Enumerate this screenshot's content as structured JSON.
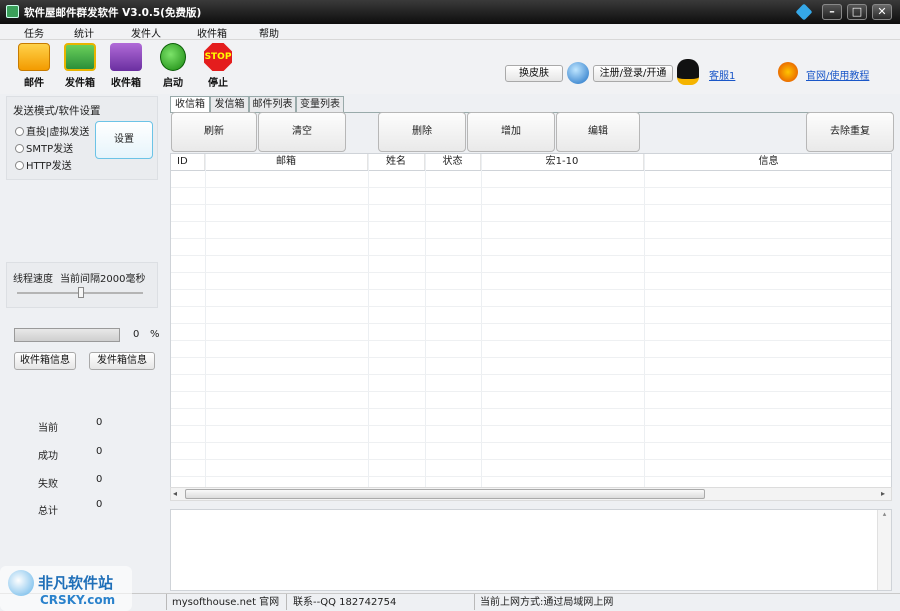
{
  "window": {
    "title": "软件屋邮件群发软件 V3.0.5(免费版)",
    "buttons": [
      "?",
      "–",
      "□",
      "✕"
    ]
  },
  "menu": [
    "任务",
    "统计",
    "发件人",
    "收件箱",
    "帮助"
  ],
  "toolbar": [
    {
      "label": "邮件",
      "icon": "mail-icon"
    },
    {
      "label": "发件箱",
      "icon": "outbox-icon"
    },
    {
      "label": "收件箱",
      "icon": "inbox-icon"
    },
    {
      "label": "启动",
      "icon": "start-icon"
    },
    {
      "label": "停止",
      "icon": "stop-icon",
      "icon_text": "STOP"
    }
  ],
  "topright": {
    "skin": "换皮肤",
    "register": "注册/登录/开通",
    "service": "客服1",
    "website": "官网/使用教程"
  },
  "left": {
    "send_mode_title": "发送模式/软件设置",
    "modes": [
      "直投|虚拟发送",
      "SMTP发送",
      "HTTP发送"
    ],
    "settings_button": "设置",
    "thread_label": "线程速度",
    "interval_text": "当前间隔2000毫秒",
    "progress_value": "0",
    "progress_unit": "%",
    "inbox_info": "收件箱信息",
    "outbox_info": "发件箱信息",
    "stats": [
      {
        "label": "当前",
        "value": "0"
      },
      {
        "label": "成功",
        "value": "0"
      },
      {
        "label": "失败",
        "value": "0"
      },
      {
        "label": "总计",
        "value": "0"
      }
    ]
  },
  "tabs": [
    "收信箱",
    "发信箱",
    "邮件列表",
    "变量列表"
  ],
  "actions": [
    "刷新",
    "清空",
    "删除",
    "增加",
    "编辑",
    "去除重复"
  ],
  "columns": [
    "ID",
    "邮箱",
    "姓名",
    "状态",
    "宏1-10",
    "信息"
  ],
  "status": {
    "site": "mysofthouse.net 官网",
    "contact": "联系--QQ 182742754",
    "network": "当前上网方式:通过局域网上网"
  },
  "watermark": {
    "brand": "非凡软件站",
    "domain": "CRSKY.com"
  }
}
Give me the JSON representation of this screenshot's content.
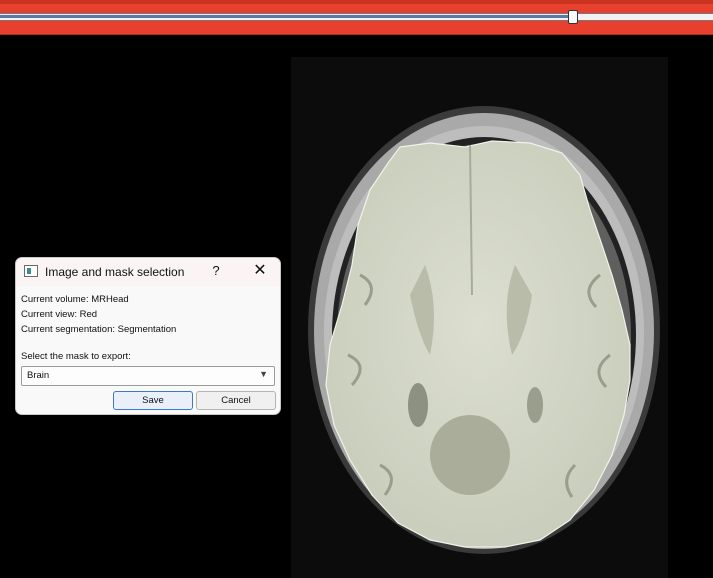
{
  "slider": {
    "position_fraction": 0.804,
    "colors": {
      "bar": "#e8402f",
      "fill": "#5a79a8"
    }
  },
  "viewer": {
    "image": "axial MRI slice of head with brain segmentation overlay",
    "overlay_color": "#d8dccb"
  },
  "dialog": {
    "icon": "app-window-icon",
    "title": "Image and mask selection",
    "help_label": "?",
    "close_label": "✕",
    "current_volume": "Current volume: MRHead",
    "current_view": "Current view: Red",
    "current_segmentation": "Current segmentation: Segmentation",
    "mask_prompt": "Select the mask to export:",
    "mask_selected": "Brain",
    "save_label": "Save",
    "cancel_label": "Cancel"
  }
}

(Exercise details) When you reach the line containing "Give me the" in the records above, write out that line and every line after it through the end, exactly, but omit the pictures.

(Exercise answer)
Give me the JSON representation of this screenshot's content.
{
  "slider": {
    "position_fraction": 0.804,
    "colors": {
      "bar": "#e8402f",
      "fill": "#5a79a8"
    }
  },
  "viewer": {
    "image": "axial MRI slice of head with brain segmentation overlay",
    "overlay_color": "#d8dccb"
  },
  "dialog": {
    "icon": "app-window-icon",
    "title": "Image and mask selection",
    "help_label": "?",
    "close_label": "✕",
    "current_volume": "Current volume: MRHead",
    "current_view": "Current view: Red",
    "current_segmentation": "Current segmentation: Segmentation",
    "mask_prompt": "Select the mask to export:",
    "mask_selected": "Brain",
    "save_label": "Save",
    "cancel_label": "Cancel"
  }
}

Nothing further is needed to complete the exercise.